Introduction by Jack Kerouac
First published in France in 1958, then in the United States in 1959, Robert Frank’s The Americans changed the course of twentieth-century photography. In eighty-three photographs, Frank looked beneath the surface of American life to reveal a people plagued by racism, ill-served by their politicians, and rendered numb by a rapidly expanding culture of consumption. Yet he also found novel areas of beauty in simple, overlooked corners of American life. And it was not just Frank’s subject matter—cars, jukeboxes, and even the road itself—that redefined the icons of America; it was also his seemingly intuitive, immediate, off-kilter style, as well as his method of brilliantly linking his photographs together thematically, conceptually, formally, and linguistically, that made The Americans so innovative. More of an ode or a poem than a literal document, the book is as powerful and provocative today as it was fifty-six years ago.
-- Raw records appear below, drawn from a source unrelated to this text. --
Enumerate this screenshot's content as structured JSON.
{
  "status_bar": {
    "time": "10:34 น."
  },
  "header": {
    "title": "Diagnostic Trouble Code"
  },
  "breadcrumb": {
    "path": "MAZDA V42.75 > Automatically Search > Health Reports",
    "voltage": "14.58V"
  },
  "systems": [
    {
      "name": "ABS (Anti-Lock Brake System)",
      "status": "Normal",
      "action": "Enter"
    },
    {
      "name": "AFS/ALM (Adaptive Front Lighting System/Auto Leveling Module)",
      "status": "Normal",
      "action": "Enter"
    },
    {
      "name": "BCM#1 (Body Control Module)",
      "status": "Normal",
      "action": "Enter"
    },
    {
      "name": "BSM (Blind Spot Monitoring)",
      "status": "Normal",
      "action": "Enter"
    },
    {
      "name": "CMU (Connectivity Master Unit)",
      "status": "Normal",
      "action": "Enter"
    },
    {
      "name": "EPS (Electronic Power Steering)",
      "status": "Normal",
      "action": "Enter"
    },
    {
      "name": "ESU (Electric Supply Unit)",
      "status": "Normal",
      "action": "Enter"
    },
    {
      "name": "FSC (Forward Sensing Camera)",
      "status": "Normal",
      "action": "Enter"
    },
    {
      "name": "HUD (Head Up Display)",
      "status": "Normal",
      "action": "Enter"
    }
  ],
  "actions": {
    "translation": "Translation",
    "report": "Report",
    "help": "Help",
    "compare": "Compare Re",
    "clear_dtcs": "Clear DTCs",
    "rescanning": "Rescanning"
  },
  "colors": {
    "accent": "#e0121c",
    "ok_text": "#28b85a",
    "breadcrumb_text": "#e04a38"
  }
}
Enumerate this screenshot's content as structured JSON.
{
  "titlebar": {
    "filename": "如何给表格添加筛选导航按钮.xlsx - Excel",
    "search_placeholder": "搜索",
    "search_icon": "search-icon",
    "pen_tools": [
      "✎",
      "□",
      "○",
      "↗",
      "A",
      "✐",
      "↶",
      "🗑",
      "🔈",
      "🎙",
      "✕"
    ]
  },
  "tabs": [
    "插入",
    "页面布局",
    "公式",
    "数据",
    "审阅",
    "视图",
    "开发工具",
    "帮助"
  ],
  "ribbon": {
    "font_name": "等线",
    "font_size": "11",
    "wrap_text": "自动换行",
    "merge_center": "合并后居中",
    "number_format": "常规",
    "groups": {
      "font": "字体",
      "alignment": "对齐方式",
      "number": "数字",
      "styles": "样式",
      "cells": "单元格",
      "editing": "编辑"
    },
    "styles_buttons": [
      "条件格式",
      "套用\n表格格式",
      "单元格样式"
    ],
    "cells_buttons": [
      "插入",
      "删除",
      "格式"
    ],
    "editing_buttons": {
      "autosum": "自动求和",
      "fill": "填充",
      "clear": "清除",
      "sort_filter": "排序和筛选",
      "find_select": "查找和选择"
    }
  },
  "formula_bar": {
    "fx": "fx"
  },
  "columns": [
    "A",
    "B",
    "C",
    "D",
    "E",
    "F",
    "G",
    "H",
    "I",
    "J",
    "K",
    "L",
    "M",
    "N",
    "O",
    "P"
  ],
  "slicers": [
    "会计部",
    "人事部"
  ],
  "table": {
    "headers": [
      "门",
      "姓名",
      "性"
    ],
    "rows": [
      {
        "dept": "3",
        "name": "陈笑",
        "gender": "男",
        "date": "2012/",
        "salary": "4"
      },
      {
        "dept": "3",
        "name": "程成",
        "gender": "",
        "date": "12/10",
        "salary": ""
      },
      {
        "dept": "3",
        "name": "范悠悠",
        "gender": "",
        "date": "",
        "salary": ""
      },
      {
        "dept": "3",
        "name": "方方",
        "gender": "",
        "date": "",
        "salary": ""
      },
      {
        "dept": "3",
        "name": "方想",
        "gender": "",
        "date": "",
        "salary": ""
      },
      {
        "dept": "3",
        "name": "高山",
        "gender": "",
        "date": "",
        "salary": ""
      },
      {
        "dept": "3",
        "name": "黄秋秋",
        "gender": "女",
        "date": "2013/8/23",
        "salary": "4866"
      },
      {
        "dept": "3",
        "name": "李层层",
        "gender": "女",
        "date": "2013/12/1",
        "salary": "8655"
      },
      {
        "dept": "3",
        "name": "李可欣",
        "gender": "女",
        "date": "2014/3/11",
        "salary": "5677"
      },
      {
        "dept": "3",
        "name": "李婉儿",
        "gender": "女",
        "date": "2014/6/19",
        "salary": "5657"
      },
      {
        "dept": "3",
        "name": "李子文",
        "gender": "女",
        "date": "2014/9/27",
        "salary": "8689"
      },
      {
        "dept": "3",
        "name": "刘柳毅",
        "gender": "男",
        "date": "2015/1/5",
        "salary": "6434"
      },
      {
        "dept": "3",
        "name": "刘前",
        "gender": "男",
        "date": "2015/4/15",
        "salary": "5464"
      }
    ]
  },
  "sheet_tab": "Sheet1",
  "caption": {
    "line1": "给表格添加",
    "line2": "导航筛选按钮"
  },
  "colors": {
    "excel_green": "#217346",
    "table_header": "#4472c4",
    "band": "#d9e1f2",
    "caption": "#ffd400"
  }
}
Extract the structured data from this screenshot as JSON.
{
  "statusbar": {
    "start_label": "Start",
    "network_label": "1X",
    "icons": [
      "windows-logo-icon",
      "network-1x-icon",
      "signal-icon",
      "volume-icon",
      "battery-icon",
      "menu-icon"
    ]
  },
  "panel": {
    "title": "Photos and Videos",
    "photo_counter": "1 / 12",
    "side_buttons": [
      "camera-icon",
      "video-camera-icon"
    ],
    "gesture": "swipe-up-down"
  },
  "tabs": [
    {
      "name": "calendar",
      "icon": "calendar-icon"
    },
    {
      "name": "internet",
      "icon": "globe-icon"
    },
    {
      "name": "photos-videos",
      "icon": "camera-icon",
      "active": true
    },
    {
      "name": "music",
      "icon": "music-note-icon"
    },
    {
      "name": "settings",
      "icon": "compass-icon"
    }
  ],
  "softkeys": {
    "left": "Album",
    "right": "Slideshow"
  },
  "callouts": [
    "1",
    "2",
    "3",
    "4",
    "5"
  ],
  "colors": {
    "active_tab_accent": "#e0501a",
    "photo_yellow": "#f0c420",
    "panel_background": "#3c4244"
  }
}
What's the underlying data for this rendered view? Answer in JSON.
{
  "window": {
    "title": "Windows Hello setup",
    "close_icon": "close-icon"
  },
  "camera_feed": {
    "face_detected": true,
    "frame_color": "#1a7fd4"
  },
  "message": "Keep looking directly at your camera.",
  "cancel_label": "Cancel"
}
Robert Frank was born in Zurich, Switzerland, in 1924 and emigrated to the United States in 1947. He is best known for his seminal book The Americans, first published in 1959, which gave rise to a distinctly new form of photobooks, and his experimental film Pull My Daisy, made in 1959. Frank’s other important projects include the books Black White and Things (1954), Lines of My Hand (1972), and the film Cocksucker Blues for the Rolling Stones (1972). Frank died on September 9, 2019 at the age of 94.